Bette Davis died in Paris on 6th October 1989. To mark the 30th anniversary of this sad event, Martin Shingler commissioned ten of America and Britain’s leading film scholars to write a short statement about what they consider to be her greatest achievement and legacy.
Richard Dyer, one of the world’s most admired and influential film scholars, offered his words:
Bette Davis, unlike Crawford or Stanwyck, is eminently imitable. She has been a gift to centuries of drag queens, Greta Scacchi and Susan Sarandon have brilliantly captured her fascination, Davis herself was not above self-caricature. She is imitable because she is mannered: those gestures, that walk, the crack in the voice, the unexpected pauses. Manneredness is often considered a vice; Davis gives the lie to this shibboleth. She shows us, supremely in Marked Woman, The Letter, The Old Maid, Now, Voyager and All About Eve, that there are always everywhere manners, that is, codes of behaviour – Davis was doing performativity before Judith Butler was born.

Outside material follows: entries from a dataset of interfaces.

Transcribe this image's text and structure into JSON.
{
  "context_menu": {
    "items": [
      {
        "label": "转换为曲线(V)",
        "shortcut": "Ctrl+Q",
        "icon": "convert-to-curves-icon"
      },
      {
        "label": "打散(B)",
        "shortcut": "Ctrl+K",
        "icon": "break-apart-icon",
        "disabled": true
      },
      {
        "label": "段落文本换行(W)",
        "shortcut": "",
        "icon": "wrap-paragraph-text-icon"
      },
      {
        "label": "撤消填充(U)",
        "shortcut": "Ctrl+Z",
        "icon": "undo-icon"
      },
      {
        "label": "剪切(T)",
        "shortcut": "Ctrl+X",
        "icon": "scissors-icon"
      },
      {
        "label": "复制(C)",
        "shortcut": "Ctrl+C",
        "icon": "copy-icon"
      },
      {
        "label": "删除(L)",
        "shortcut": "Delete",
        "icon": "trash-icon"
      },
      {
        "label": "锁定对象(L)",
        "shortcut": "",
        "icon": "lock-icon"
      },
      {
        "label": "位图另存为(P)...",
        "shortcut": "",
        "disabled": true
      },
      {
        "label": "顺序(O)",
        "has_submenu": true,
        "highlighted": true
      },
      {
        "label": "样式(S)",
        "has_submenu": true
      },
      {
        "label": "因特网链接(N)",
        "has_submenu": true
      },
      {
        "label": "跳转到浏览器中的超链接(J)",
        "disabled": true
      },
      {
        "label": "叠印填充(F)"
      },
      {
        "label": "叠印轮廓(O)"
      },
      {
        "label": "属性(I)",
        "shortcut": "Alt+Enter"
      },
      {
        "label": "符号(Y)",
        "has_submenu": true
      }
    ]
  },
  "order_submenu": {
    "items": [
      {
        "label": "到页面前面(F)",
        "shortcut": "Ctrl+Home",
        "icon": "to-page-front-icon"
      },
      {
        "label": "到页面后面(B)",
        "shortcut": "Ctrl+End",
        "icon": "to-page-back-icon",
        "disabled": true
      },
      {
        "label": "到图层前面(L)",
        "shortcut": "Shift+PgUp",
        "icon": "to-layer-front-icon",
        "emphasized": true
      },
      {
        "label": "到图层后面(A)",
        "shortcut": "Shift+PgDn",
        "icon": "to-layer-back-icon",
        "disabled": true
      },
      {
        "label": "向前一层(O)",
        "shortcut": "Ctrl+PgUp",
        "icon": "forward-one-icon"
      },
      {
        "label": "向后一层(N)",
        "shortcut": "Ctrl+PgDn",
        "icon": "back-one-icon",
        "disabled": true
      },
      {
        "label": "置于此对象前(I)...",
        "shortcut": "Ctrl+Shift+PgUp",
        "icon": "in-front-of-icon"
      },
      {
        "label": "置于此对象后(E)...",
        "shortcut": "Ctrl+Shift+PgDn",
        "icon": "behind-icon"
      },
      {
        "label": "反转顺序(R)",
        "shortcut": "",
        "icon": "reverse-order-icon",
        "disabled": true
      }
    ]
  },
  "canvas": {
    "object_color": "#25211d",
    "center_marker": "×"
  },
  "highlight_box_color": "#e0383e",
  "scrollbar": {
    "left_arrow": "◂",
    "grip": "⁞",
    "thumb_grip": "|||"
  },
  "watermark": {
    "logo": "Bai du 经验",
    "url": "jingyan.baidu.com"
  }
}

What makes Davis truly great, however, is the sense that someone has to be doing the performance and that there is a cost attendant on this, of getting the performance right or failing to do so. Davis conveys this in those hand movements and wonderful eyes, not quite doing what the voice and posture propose. We can only ever have before us performance, but we can sense what is moving it and moving about it: this is Davis’ legacy. In short, the last thing she truly is is imitable: she is profoundly inimitable.
You can read all of the statements here.